Top of Input records

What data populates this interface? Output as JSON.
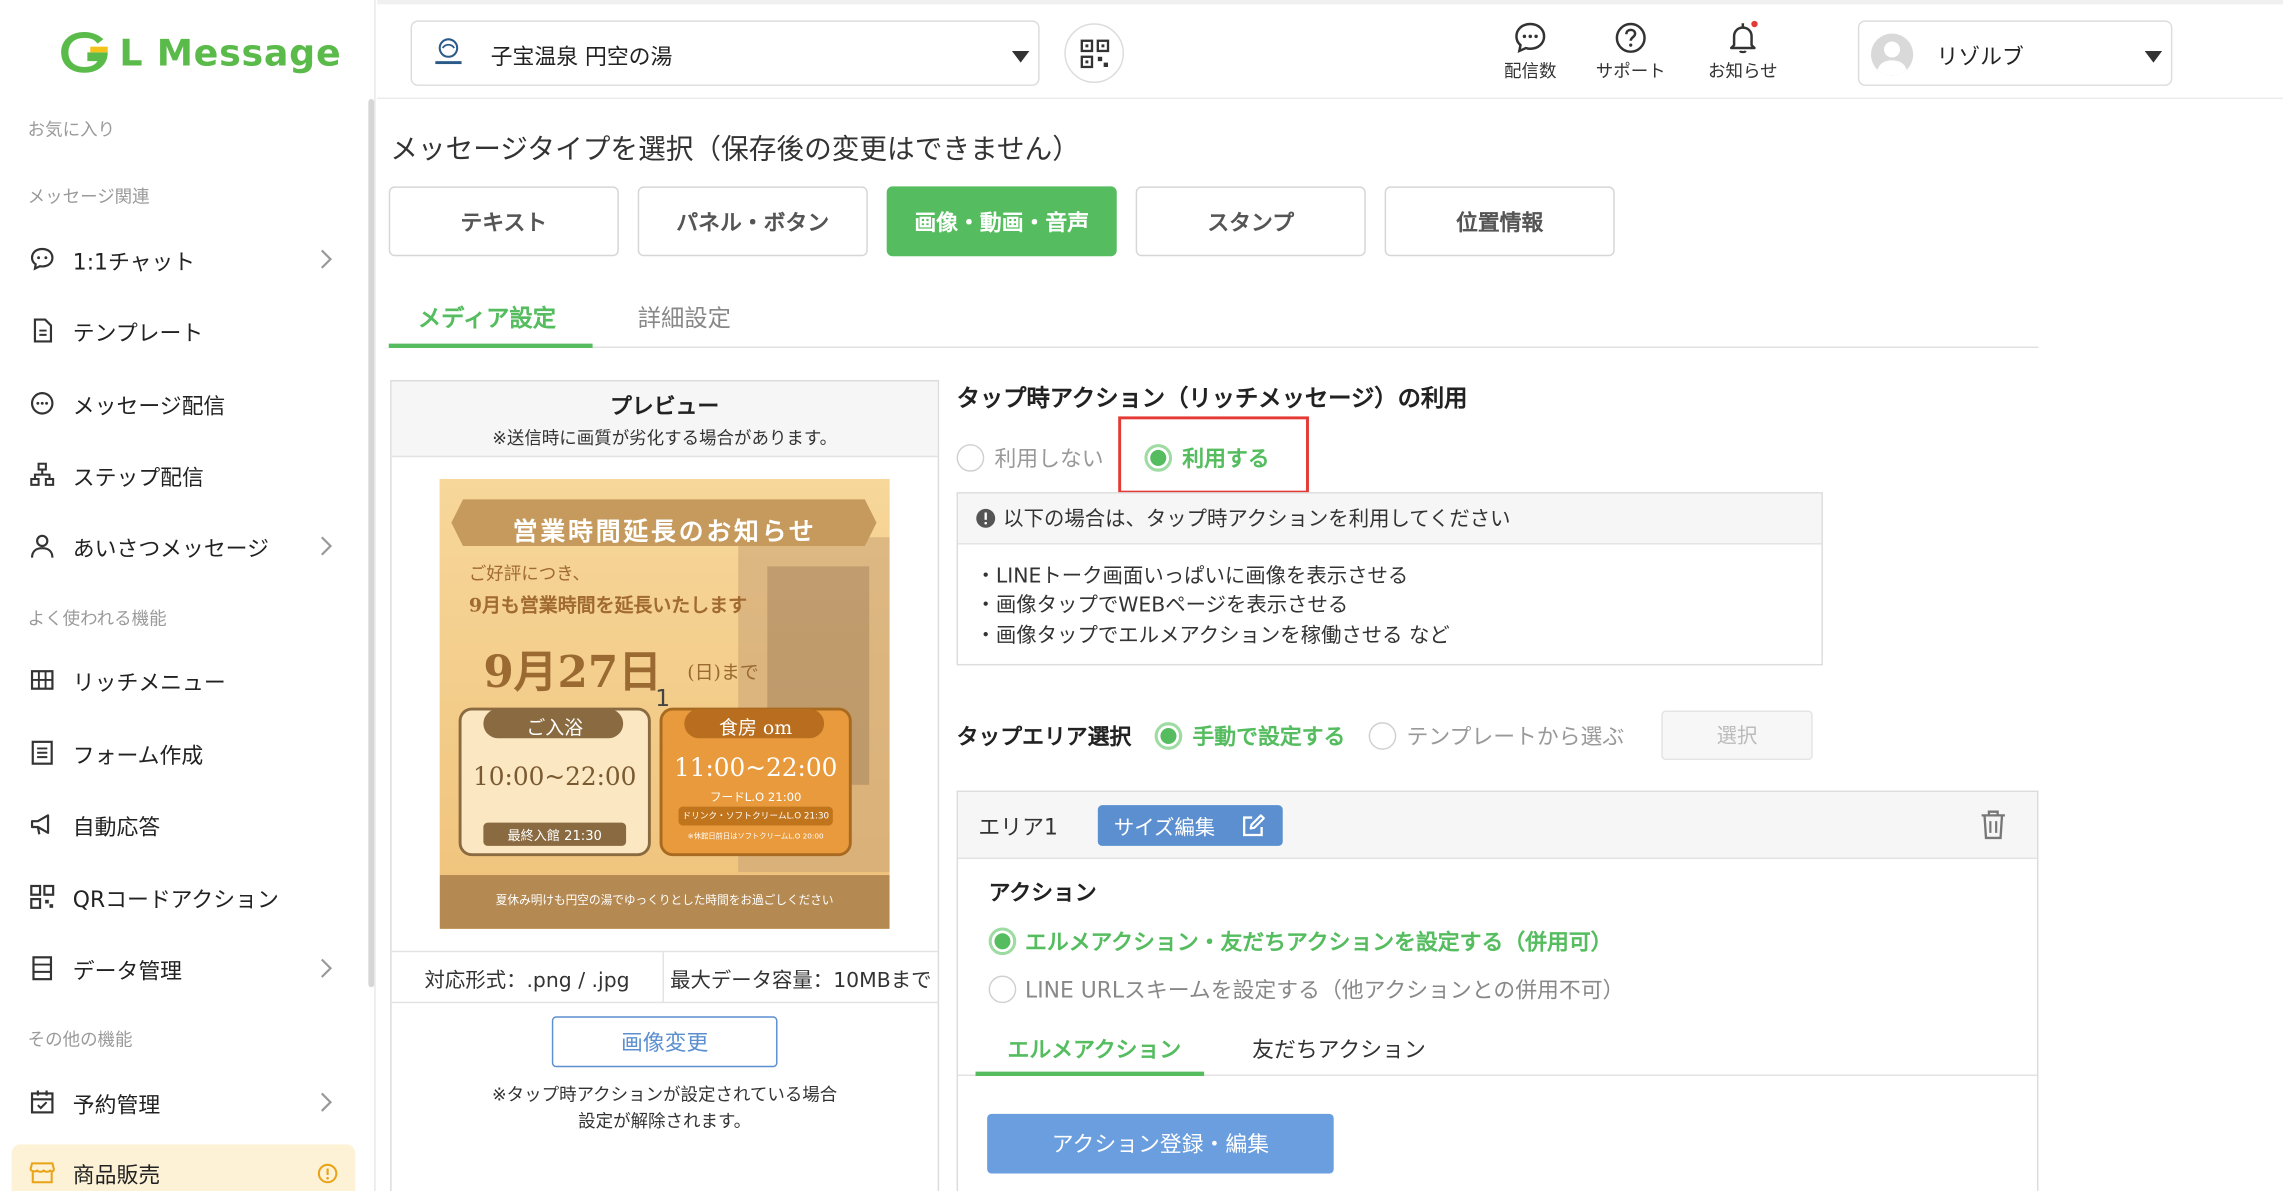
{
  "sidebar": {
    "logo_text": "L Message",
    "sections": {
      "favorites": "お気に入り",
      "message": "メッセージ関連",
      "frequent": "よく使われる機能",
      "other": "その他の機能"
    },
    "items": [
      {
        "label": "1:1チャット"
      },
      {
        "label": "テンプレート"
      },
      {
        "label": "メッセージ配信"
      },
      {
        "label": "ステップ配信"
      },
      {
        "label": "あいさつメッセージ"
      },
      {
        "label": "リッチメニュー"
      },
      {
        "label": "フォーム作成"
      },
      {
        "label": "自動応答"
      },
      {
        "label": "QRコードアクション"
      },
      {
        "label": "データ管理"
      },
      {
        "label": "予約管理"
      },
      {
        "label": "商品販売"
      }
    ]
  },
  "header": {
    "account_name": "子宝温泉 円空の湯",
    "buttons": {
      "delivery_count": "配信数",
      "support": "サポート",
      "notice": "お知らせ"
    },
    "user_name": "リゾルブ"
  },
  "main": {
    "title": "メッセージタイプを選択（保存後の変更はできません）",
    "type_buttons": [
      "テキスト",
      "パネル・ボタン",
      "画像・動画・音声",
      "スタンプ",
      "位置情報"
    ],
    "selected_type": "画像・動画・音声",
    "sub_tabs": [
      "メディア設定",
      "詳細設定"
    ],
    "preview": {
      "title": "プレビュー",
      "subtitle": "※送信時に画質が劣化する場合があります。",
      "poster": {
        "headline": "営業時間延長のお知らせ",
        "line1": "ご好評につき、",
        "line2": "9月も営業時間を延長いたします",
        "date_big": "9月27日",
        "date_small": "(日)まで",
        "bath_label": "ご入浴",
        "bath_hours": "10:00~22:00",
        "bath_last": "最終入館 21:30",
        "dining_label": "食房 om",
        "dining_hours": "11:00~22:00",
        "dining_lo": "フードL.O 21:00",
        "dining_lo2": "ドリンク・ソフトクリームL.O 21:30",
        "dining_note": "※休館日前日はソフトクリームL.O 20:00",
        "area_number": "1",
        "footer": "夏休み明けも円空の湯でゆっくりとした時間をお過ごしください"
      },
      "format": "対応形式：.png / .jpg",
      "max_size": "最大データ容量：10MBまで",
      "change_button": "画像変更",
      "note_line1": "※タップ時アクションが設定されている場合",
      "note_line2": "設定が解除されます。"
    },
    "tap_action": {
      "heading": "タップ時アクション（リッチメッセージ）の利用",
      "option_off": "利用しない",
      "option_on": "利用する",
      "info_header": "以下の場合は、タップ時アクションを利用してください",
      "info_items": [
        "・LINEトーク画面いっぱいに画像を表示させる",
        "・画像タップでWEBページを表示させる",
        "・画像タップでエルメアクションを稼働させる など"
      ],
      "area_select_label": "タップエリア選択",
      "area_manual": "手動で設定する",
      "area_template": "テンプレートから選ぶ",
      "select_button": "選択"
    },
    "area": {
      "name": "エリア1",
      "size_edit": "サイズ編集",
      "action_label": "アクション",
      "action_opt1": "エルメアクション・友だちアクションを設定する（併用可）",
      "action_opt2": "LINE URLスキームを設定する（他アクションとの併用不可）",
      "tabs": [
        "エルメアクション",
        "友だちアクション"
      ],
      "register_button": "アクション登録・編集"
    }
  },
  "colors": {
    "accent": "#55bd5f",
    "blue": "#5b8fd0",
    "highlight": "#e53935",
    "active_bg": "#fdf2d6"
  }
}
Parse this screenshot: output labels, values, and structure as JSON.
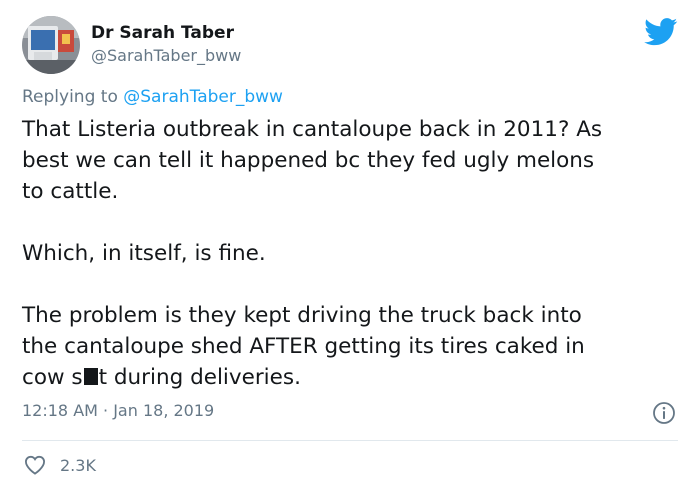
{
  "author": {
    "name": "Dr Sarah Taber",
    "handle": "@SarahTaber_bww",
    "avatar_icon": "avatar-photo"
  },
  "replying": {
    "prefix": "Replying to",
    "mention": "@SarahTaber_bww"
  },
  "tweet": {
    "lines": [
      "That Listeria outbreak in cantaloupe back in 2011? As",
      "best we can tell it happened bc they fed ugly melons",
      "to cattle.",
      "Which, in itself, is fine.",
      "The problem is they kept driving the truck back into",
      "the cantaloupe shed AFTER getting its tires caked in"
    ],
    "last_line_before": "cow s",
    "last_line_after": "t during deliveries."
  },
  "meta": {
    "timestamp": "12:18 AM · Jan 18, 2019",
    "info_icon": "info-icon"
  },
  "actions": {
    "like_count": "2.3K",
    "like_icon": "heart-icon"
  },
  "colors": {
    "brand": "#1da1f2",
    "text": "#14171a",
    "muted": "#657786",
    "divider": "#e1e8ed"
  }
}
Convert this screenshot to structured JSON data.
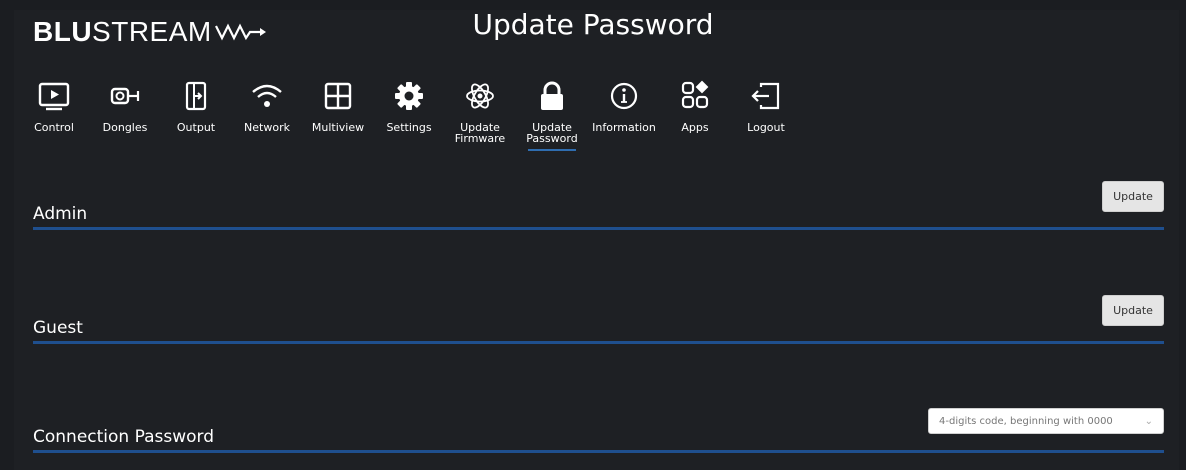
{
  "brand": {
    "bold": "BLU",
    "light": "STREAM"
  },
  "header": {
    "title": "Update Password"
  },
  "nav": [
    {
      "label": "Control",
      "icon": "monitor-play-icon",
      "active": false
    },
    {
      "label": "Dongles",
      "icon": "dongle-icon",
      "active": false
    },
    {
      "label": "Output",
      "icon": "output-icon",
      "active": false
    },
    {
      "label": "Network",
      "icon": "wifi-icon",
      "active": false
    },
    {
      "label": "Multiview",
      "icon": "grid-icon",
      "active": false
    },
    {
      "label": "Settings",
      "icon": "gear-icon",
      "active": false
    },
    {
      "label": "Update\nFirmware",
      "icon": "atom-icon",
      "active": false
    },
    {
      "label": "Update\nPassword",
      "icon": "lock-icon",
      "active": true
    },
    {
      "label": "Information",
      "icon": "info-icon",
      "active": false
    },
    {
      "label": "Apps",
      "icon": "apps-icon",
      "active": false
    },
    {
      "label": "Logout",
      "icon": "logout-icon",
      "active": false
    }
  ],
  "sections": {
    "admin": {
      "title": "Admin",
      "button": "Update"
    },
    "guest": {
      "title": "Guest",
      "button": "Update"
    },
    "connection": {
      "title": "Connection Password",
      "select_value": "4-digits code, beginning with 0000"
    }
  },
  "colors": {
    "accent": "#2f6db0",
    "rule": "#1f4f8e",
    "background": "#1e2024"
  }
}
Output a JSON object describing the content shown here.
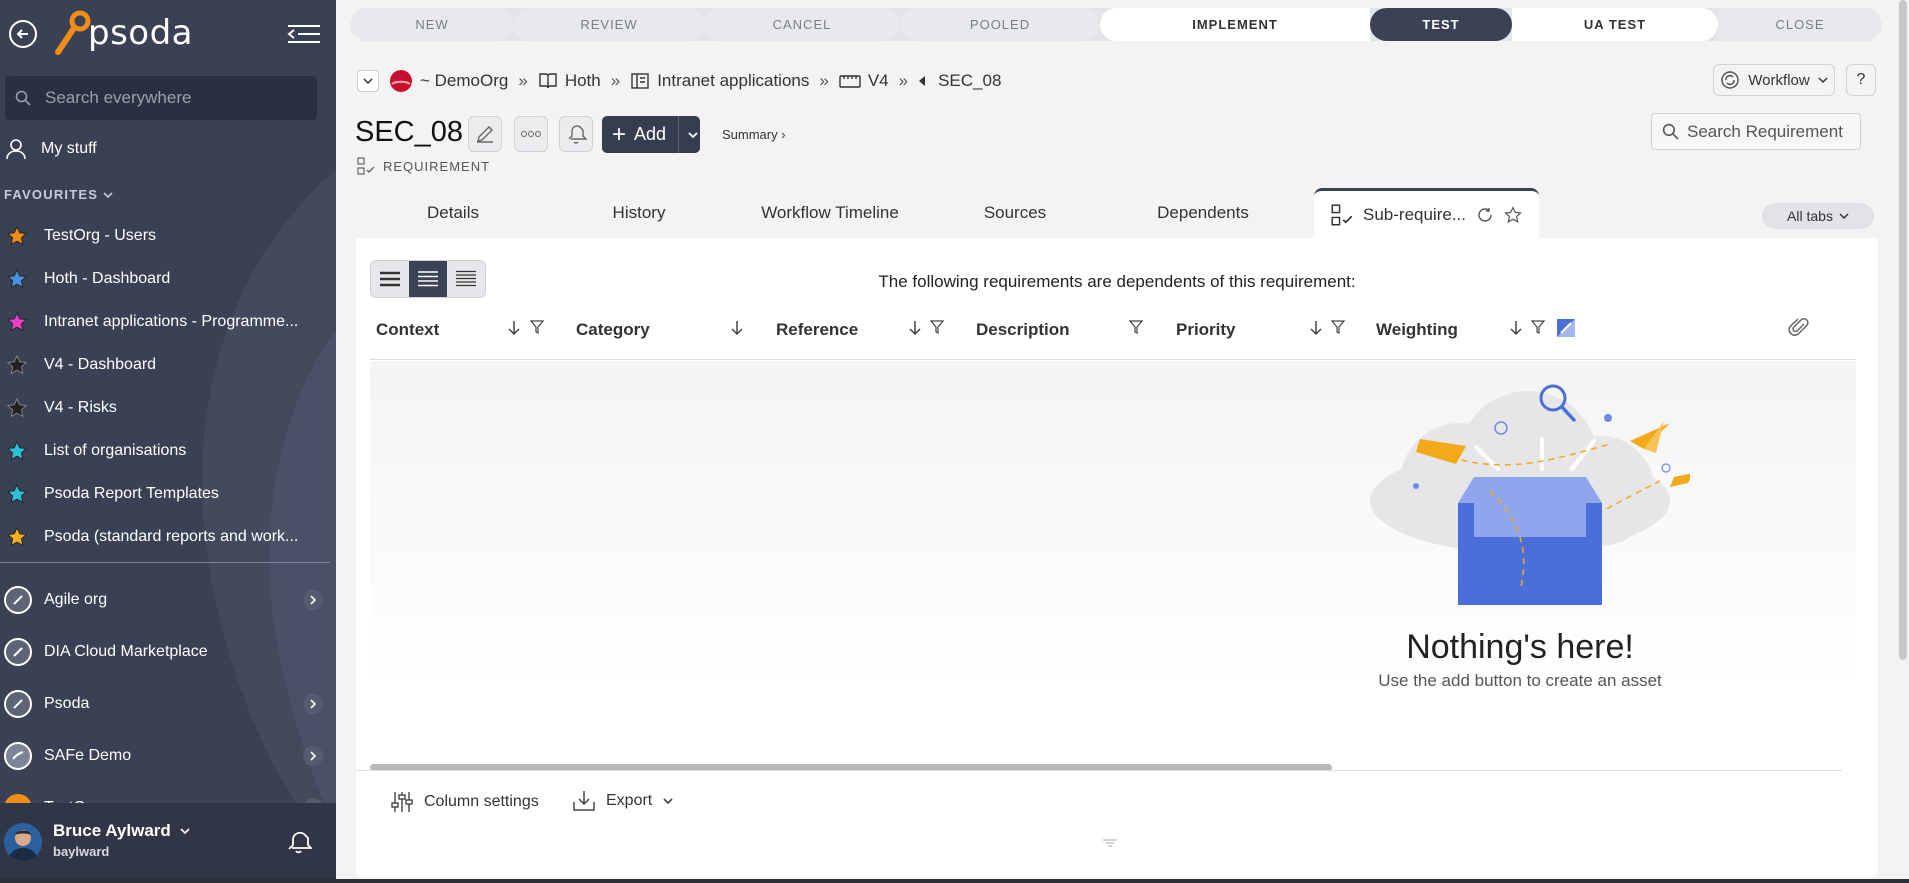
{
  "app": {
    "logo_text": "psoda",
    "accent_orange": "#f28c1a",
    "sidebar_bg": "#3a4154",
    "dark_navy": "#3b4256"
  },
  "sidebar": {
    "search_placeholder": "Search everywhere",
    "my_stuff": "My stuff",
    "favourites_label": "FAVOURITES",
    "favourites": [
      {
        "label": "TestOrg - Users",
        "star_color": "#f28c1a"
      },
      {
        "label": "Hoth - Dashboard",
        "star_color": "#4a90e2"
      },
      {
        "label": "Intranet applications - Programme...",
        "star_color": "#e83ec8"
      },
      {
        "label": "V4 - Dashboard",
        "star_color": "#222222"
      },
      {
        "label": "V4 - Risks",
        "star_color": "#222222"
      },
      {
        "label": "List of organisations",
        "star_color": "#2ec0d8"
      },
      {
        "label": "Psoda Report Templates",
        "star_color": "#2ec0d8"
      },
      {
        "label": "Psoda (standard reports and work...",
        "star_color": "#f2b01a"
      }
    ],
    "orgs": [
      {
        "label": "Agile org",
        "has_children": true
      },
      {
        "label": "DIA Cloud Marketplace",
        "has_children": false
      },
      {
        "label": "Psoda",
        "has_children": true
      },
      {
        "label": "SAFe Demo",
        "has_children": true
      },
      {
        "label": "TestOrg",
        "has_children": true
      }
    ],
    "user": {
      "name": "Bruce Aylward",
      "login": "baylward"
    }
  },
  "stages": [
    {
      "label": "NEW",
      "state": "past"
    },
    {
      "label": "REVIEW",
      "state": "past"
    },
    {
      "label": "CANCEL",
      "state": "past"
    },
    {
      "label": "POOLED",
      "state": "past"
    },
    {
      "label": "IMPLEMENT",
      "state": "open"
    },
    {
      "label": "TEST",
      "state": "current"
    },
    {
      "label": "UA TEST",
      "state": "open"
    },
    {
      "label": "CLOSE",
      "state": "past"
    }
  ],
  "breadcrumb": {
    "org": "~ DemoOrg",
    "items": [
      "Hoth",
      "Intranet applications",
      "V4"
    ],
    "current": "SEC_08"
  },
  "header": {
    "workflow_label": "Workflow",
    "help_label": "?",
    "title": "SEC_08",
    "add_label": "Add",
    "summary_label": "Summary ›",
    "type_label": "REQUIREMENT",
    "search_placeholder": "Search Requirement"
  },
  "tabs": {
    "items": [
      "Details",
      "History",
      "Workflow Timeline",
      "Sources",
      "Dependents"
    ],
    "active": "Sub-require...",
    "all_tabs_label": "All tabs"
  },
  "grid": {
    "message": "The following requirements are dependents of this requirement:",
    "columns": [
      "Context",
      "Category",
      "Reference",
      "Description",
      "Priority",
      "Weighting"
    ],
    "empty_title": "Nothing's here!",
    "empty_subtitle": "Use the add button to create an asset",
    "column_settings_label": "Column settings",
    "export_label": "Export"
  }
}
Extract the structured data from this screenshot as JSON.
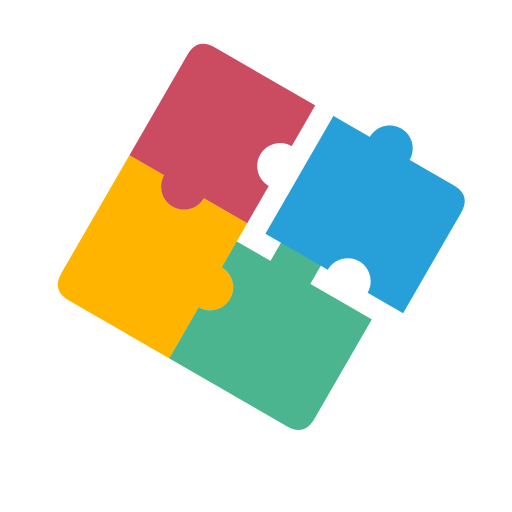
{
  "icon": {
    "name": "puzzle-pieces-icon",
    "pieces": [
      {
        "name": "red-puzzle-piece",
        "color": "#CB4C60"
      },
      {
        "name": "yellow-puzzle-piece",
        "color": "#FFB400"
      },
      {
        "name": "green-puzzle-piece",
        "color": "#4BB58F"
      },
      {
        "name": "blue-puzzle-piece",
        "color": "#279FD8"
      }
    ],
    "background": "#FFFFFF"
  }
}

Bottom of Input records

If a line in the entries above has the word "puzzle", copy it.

Output of the exercise »
    "name": "puzzle-pieces-icon",
        "name": "red-puzzle-piece",
        "name": "yellow-puzzle-piece",
        "name": "green-puzzle-piece",
        "name": "blue-puzzle-piece",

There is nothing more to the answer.